If you click on ‘Stressed’ the app opens up a session telling you how to deal with it. Umpteen such sessions and guided courses can be accessed for various moods and moments.
The second tab after ‘On the Go’ is ‘Series’ and it is for users who have more time on hand, and are keen to browse and discover. On the Series tab, you can browse through multiple genres and playlists ala music-streaming apps. These include Morning Meditations, A Healthy Mind, To Sleep Better, To Calm Anxiety, To Reduce Stress, and more. Each topic has multiple sessions under it.
Umbrella topics/genres like Sleep, Health, Relax, Focus, Resilience, Relationships, etc., are listed as you scroll to the bottom of the Series tab. Each topic has a series of sessions under it.
Simple Habit also has an ‘Unguided’ section where users do not have to listen to any meditation coach or mindfulness teacher. Instead, they meditate in silence or to sounds of nature like rain, ocean, wind chimes, fireplace etc.
The third tab is ‘Teachers’ that lists all coaches, psychologists, therapists, mind trainers, and so on whose sessions are a part of Simple Habit.
This feature allows you to directly access your favourite coach’s session without having to navigate through the app.
At the bottom of the screen is the ‘Me’ tab that allows you to keep a track of your activity on Simple Habit.
Simple Habit lets you know that you can “unlock all meditations” if you become a paid user. In India, a monthly subscription is priced at Rs 350. At present, the app is running a 50-percent special promotional offer for new users. The amount is billed as a one-time payment. Simple Habit also offers a 30-day free trial like Netflix. You can cancel your subscription any time.
The ‘More’ tab at the bottom is for trivia, FAQs and additional information on the Science of Meditation. You can also buy and gift Simple Habit subscriptions.
We took a session titled 'Feeling Under The Weather'. It started with a meditation coach saying, "I am sorry to hear that you're feeling under the weather."
"Get into a comfortable position, sitting or lying down... Now, close your eyes. Rest your hands in a comfortable position... Begin by focusing your attention on the breath... Breathe in through the nose and out through the mouth... Exhale loudly for the next three breaths..." and so on.
The guidance is punctured with pauses at the right moments for you to take that deep breath or three breaths or alter the position of your body and so on. It almost feels as if the coach is physically present with you right at that moment. The instructions are effective and to-the-point, and uttered with great calm.
The session ends with the instructor saying, "Thanks for meditating with me today. I hope you feel well again soon."
Simple Habit is a sophisticated and beautifully designed app.
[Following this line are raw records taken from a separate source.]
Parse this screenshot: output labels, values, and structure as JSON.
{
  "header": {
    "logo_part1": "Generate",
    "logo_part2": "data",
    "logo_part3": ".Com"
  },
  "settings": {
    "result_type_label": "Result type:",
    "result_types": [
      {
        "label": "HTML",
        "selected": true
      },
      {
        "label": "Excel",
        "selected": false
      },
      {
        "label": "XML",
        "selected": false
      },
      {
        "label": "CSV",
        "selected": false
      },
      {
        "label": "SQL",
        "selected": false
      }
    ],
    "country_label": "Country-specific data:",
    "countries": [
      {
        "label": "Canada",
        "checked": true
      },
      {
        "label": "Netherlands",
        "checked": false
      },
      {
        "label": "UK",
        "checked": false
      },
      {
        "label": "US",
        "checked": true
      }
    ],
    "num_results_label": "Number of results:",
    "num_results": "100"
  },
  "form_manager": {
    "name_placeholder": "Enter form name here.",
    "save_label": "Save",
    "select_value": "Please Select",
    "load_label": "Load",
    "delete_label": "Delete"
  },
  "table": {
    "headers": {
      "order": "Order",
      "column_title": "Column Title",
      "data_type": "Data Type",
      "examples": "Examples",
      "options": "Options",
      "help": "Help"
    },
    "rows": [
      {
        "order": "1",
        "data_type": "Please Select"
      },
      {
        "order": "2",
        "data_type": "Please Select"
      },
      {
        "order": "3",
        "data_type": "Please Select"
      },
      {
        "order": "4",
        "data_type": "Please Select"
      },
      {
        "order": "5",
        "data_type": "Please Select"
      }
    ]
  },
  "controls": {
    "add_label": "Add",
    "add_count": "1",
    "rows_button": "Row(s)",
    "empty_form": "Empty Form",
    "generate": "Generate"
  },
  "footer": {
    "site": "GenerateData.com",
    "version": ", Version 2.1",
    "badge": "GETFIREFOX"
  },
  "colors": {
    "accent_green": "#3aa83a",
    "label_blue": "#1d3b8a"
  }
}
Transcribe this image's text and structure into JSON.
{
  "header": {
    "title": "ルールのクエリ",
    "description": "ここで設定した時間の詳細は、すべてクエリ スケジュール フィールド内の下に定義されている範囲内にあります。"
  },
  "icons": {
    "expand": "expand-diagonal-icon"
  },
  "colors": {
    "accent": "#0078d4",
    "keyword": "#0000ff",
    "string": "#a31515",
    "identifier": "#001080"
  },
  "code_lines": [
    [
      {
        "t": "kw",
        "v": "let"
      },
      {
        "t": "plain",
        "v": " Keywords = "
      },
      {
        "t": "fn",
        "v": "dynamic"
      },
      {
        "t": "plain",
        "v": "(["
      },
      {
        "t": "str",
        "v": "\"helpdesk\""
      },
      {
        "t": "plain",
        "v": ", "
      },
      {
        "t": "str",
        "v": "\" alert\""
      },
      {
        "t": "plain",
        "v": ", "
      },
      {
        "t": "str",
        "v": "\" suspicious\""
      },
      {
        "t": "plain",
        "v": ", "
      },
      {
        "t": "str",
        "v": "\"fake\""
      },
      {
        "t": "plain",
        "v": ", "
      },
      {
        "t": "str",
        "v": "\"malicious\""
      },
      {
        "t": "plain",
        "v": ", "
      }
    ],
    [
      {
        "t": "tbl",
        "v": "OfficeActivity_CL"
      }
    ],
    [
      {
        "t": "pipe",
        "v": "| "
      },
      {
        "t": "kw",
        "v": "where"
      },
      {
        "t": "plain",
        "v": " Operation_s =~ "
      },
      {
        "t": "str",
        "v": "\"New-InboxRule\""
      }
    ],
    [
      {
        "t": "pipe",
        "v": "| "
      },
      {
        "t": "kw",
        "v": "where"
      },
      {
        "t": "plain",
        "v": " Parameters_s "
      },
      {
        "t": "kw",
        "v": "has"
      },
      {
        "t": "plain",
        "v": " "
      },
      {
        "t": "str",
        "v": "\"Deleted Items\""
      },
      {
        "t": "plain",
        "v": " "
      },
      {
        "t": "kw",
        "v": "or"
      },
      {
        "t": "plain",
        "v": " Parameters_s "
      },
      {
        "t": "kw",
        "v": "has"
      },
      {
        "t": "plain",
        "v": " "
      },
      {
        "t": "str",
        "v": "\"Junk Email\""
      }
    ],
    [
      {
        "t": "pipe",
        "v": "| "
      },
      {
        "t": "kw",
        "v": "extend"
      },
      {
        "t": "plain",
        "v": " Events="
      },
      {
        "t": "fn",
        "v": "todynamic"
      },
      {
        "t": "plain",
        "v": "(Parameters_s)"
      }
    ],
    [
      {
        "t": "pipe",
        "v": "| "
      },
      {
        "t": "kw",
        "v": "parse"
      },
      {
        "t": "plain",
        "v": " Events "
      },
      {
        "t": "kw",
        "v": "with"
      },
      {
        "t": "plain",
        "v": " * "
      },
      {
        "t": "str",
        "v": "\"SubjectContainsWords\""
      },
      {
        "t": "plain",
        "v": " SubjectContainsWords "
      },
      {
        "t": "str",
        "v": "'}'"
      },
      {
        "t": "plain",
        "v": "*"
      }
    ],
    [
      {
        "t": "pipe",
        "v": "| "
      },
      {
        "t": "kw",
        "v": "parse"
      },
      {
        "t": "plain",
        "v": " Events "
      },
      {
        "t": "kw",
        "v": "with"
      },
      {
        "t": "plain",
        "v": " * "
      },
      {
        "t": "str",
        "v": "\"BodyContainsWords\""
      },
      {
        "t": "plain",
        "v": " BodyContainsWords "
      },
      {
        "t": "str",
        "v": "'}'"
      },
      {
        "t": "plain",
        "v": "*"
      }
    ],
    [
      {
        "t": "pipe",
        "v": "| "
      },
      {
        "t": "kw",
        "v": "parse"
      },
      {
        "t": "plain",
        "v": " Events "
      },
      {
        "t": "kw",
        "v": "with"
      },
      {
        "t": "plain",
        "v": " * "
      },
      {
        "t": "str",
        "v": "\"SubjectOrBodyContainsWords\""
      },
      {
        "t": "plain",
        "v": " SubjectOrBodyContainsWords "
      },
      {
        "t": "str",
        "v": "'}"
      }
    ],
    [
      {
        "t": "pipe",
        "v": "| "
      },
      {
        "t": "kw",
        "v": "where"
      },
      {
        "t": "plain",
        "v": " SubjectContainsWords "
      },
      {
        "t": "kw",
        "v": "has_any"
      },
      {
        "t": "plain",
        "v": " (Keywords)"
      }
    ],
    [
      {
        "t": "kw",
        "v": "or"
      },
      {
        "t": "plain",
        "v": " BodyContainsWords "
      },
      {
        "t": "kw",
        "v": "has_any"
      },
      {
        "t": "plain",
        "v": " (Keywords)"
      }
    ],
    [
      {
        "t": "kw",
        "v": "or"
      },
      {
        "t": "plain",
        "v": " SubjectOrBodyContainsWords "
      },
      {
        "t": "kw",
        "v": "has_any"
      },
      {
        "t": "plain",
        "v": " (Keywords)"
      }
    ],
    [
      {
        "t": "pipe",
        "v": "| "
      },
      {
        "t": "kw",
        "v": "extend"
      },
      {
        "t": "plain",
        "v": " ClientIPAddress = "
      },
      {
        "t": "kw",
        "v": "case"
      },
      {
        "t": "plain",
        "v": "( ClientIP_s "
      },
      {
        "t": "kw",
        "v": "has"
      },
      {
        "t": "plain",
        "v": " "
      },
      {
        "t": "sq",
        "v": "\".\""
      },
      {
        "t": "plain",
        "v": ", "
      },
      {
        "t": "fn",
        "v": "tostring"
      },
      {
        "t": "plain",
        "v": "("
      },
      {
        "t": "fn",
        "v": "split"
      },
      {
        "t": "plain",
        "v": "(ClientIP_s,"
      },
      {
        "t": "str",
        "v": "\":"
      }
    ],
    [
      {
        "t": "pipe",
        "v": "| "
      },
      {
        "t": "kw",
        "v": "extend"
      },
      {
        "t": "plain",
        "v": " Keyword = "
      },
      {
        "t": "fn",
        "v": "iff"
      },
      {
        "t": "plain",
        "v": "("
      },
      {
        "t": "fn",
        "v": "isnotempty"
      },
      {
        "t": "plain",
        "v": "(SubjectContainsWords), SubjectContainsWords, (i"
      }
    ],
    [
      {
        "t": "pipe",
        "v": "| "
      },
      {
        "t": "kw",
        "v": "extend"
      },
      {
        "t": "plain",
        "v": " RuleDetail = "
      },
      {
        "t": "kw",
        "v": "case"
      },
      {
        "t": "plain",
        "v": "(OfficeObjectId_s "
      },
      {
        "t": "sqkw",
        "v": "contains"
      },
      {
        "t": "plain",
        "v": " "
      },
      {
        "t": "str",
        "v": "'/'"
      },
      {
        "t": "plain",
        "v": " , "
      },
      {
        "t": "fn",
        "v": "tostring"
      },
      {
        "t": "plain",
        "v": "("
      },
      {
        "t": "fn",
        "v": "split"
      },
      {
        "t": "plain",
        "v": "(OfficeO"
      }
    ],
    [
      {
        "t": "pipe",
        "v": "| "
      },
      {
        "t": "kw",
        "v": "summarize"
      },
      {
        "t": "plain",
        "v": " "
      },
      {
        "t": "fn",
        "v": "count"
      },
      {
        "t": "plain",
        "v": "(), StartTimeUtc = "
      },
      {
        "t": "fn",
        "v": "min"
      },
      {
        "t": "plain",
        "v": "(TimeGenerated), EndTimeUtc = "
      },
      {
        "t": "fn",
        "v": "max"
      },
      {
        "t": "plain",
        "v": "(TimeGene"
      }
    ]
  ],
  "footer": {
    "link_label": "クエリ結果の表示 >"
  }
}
The interface is lucid, the colours are calming, the navigation is ‘simple’ and frictionless, and the content on offer is rich and engaging.
With ‘health and wellness’ exploding as a category in tech, Simple Habit is well-timed and entirely utilitarian for business professionals or even the lonesome souls.
The benefits of meditation are underscored, and each audio session is of a high production quality. Simple Habit picks, chooses and carefully vets trainers, coaches and therapists on its platform to appeal to the discerning user.
The only possible area that can be beefed up is the number of free sessions on offer. While premium subscribers get to unlock thousands of meditation sessions and join a community of millions, price-conscious users might feel starved of good playlists.
Of course, the Simple Habit model is to make users pay — part of it goes towards the teachers on the platform — but to acquire new users, especially in emerging markets, a well-stocked free offering might help.
Now that Google has put its might behind it, Simple Habit’s dream of becoming the ‘Spotify for meditation’ doesn’t seem all that improbable.